Similar to Africapitalists such as Elumelu, Namibia’s “Nampitalists” should use their “middleman” influence within the international investment sphere to ensure that they attract foreign investments to support long-term projects centred around industrialisation within Namibia as regards our raw materials. This can, however, only be achieved if government transforms its economic and political institutions to ensure that the policy and legal frameworks are in place to accommodate such industrialisation attractions. More so, infrastructure relating to transportation (e.g railway, roads and harbours, energy and water, as well as developing skills through training and incentives that ensures the local economy grows and diversifies through industrialisation needs to be put in place by the government.
Where technological change is the engine of economic growth, a by-product of that change is social change. Change, however, involves winners and losers, and existing elites may resist changes that make institutions more inclusive for the greater prosperity of all if it results in less prosperity for them. The internal house of the Namibian government should therefore get its ducks in a row, both individually and collectively, for natural resources to stand any chance of paving Namibia’s industrialisation. Incentives for people to invest and innovate in the drive for industrialisation should be created (e.g guaranteeing property rights), and policy and infrastructure required by the private sector to enable investment and growth for industrialisation should be in place. Importantly, the State needs to be controlled by its citizens, rather than monopolised by a small elite. Only then, can mineral wealth be transformed into industrialisation and widespread economic development.
*Stanley Kambonde is the Founder and Managing Director at Esel Kay Consultancy, a consulting and advisory firm specializing in the natural resource and energy sectors. He holds BJuris and LLB (Honours) degrees from University of Namibia, and an LLM in Oil, Gas and Mining from Nottingham Trent University, UK. He can be reached at [email protected]

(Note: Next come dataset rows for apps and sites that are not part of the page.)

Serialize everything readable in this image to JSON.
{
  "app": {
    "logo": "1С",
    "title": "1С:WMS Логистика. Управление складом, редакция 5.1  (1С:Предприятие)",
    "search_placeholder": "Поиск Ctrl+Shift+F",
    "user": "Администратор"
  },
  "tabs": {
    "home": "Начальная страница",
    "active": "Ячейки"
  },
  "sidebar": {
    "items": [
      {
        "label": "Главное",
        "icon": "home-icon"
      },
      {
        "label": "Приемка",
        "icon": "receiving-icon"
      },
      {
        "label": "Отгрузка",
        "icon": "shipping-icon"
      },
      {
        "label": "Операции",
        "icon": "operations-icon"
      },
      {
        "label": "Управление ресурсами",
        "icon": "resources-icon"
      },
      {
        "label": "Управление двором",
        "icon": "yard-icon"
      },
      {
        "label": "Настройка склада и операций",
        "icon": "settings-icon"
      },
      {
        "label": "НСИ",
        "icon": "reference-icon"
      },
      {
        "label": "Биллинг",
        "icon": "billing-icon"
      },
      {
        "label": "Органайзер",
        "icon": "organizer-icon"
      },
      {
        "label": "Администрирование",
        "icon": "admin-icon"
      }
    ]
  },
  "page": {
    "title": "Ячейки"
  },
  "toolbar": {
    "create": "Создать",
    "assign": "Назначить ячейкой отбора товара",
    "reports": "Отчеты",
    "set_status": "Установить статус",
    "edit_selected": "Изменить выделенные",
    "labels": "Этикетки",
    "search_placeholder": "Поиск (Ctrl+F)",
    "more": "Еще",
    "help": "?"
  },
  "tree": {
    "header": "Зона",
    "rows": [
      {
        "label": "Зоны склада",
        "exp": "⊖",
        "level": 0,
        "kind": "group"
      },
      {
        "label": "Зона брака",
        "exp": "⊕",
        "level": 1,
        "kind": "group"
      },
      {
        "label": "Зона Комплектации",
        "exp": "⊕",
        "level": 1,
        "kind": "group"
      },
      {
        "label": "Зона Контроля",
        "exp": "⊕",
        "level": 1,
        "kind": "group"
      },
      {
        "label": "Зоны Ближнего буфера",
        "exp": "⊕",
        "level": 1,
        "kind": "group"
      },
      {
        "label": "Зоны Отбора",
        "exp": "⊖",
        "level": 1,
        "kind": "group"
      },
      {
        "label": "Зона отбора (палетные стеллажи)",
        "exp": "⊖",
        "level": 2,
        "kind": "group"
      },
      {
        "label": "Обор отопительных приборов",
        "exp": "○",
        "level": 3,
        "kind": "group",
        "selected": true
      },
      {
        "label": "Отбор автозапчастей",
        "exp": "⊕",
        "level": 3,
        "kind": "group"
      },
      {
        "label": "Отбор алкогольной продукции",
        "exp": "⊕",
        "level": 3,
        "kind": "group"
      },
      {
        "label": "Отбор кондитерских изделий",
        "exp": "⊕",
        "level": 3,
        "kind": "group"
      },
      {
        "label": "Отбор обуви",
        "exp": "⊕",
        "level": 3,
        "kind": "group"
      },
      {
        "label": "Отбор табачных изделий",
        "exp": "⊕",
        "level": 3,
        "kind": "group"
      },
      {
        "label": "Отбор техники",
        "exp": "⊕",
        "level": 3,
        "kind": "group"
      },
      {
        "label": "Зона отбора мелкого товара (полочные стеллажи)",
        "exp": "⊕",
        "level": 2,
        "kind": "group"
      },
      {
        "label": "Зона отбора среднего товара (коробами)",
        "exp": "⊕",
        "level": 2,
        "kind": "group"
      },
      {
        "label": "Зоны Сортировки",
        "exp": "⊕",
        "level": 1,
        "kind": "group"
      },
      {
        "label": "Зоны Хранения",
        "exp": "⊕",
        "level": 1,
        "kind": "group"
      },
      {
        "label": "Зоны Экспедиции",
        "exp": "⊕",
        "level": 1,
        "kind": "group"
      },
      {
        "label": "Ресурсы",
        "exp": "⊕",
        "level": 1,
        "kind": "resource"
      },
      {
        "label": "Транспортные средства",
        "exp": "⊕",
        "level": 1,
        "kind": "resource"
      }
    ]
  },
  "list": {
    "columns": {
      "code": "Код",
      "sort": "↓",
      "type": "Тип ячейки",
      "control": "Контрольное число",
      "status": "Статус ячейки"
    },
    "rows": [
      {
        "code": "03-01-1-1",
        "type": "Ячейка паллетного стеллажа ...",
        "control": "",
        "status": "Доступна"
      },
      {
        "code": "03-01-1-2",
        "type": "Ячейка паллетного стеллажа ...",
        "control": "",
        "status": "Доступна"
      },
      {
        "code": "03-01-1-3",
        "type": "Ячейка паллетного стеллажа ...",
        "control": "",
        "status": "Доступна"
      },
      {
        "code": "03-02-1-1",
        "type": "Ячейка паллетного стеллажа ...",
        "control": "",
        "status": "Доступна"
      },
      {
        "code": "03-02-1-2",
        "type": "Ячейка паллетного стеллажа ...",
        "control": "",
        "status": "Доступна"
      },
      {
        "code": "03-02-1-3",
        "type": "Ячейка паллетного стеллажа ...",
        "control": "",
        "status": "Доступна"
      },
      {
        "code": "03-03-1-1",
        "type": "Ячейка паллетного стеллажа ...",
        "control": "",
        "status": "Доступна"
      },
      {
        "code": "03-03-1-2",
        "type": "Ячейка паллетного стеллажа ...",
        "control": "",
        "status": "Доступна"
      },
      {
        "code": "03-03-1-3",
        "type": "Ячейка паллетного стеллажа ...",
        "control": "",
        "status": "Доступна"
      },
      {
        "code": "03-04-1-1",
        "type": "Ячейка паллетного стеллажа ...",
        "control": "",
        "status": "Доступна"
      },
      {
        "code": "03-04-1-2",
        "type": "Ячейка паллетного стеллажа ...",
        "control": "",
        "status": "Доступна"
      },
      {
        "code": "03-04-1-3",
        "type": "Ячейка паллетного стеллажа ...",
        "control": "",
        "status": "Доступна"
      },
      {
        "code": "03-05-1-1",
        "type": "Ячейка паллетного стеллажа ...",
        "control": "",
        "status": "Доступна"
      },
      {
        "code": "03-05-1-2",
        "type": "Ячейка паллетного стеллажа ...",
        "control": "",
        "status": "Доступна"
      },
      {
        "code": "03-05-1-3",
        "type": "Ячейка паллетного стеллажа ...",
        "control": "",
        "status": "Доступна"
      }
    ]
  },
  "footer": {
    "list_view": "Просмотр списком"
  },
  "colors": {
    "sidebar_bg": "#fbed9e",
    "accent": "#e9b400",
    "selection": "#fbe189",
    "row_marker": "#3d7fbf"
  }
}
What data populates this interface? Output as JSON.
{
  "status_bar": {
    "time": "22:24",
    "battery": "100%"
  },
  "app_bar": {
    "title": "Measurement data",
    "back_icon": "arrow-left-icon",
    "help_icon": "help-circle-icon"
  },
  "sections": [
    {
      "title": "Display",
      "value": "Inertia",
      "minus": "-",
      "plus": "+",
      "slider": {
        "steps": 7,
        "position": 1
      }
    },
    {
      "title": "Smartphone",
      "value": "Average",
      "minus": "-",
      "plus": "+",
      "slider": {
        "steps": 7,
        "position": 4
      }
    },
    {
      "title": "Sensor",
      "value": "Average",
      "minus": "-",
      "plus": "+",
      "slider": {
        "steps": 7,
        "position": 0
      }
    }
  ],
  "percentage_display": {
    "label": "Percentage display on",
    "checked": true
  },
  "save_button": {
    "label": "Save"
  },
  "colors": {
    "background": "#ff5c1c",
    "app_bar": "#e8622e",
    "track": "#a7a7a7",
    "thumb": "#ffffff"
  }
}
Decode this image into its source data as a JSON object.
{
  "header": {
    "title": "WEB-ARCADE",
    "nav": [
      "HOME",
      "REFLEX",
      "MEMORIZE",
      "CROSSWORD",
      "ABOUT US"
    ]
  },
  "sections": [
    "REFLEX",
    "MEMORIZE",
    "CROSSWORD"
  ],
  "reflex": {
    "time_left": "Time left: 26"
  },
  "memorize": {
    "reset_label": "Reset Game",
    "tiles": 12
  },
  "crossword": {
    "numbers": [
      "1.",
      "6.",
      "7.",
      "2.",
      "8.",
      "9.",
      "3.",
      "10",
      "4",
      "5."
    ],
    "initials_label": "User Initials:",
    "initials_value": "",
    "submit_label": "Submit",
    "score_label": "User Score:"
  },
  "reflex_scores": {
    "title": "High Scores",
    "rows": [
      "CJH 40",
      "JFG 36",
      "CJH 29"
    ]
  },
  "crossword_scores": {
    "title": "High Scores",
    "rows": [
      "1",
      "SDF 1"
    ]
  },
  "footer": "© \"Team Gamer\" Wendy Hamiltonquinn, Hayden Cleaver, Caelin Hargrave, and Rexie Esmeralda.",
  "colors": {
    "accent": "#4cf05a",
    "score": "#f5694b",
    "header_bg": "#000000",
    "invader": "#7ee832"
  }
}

Previous PostTrump Threatens Trans-Pacific Partnership (TPP) withdrawal – how broke will USA become? Next PostReflection on notices of some African Member States to withdraw from the International Criminal Court: